An unofficial blog that watches Google's attempts to move your operating system online since 2005. Not affiliated with Google.

Send your tips to gostips@gmail.com.

August 2, 2014

Removing the Plus from Google+

3 years ago, Google+ was launched in an effort to make Google more social. It's the most successful social service created by Google and the main reason is that Google promoted it a lot and switched a lot features to Google+.

Google Talk morphed into Google+ Hangouts, Picasa Web Albums became Google+ Photos, YouTube comments require Google+, Android reviews and Google Maps reviews require Google+. When you create a Google account, you need to join Google+. There are Google+ features in Google's notification bar and Google+ is the first service displayed in the app launcher.

Google+ was supposed to be a new version of Google, an upgraded Google that's more personal, has better tools for sharing content and better ways to filter information. "This is just the next version of Google. Everything is being upgraded.
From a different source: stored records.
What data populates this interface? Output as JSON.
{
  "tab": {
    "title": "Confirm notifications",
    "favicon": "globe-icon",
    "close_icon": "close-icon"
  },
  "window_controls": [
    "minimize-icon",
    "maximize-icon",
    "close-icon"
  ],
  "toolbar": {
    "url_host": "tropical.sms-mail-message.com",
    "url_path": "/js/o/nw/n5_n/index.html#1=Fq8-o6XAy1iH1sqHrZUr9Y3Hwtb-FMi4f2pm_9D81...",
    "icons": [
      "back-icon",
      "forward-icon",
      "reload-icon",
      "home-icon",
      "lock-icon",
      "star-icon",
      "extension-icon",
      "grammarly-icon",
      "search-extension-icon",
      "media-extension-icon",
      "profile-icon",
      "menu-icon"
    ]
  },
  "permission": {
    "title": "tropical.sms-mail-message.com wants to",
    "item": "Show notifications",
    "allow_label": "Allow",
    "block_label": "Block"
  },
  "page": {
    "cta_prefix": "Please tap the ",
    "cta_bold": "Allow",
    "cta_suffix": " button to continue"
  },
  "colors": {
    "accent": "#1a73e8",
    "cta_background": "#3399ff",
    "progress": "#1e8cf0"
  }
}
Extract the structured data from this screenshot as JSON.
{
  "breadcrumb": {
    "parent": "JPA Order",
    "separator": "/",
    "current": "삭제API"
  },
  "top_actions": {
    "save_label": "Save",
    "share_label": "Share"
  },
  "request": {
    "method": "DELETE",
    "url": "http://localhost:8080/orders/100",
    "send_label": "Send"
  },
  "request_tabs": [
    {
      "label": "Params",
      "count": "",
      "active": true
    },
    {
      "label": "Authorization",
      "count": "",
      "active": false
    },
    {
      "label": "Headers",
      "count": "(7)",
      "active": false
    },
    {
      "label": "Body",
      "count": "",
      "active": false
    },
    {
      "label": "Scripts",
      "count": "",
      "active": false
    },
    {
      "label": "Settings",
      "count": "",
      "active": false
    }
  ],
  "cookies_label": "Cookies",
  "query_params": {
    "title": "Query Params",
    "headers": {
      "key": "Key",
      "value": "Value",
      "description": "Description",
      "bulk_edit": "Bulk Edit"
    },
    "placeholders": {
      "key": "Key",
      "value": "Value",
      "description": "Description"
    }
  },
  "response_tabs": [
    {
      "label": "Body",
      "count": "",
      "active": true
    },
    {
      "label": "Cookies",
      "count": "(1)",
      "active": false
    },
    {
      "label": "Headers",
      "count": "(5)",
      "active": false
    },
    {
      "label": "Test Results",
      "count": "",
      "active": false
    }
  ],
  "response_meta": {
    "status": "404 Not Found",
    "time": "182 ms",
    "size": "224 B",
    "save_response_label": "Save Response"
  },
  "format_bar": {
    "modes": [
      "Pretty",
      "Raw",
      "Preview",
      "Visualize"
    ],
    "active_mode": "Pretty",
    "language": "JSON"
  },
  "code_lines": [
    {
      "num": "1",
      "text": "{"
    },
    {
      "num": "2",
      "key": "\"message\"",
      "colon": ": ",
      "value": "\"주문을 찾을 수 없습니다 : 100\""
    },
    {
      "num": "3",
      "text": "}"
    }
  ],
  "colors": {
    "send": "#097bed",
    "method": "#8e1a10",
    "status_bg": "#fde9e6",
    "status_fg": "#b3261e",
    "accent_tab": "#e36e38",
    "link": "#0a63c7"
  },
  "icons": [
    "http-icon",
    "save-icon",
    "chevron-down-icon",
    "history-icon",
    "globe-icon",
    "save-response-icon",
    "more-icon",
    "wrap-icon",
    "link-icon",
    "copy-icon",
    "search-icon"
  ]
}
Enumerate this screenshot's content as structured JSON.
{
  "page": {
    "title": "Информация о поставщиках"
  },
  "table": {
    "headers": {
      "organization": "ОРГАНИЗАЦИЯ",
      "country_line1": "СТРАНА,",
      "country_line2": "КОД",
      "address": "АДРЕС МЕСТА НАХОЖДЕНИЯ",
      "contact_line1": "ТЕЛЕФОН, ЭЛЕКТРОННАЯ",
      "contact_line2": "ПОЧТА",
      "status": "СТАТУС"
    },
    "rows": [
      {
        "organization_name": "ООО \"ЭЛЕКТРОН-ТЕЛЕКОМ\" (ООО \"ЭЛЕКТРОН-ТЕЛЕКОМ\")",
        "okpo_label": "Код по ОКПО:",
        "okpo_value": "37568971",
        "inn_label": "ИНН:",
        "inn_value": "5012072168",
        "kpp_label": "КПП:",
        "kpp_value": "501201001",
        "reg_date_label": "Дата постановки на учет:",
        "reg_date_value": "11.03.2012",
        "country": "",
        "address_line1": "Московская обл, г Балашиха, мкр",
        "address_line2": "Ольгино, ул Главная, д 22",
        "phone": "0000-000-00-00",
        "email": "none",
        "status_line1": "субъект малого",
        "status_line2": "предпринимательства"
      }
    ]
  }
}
We already have users. We're now upgrading them to what we consider Google 2.0," said Vic Gundotra 2 years ago.

Vic Gundotra left Google a few months ago and since then Google+'s importance has diminished. Google no longer released some information about the number of active Google+ users and barely mentioned Google+ in the Google I/O keynote. Google+ no longer requires real names, Google Apps users no longer need to join Google+ to use Google Hangouts video calls and there are rumors that Google+ Photos will be renamed Google Photos and will no longer require Google+. "The move would enable the photo service to stand more independently and be accessible for consumers who aren't part of Google+, potentially spurring more growth," suggests Bloomberg.


Google launched some of its best features inside Google+ to attract users. Now it's time to set them free and make them more popular instead of using them to make Google+ more popular.

For many people, Google+ was an artificial barrier. Having to use your real name to write comments and reviews, to share photos, to write blog posts was an obstacle. The Google+ integration improved YouTube comments, but made many users unhappy.

Google+ is not dead, but Google seems to extract the "+" and split into standalone apps and services. The stream could become less important.

This blog is not affiliated with Google.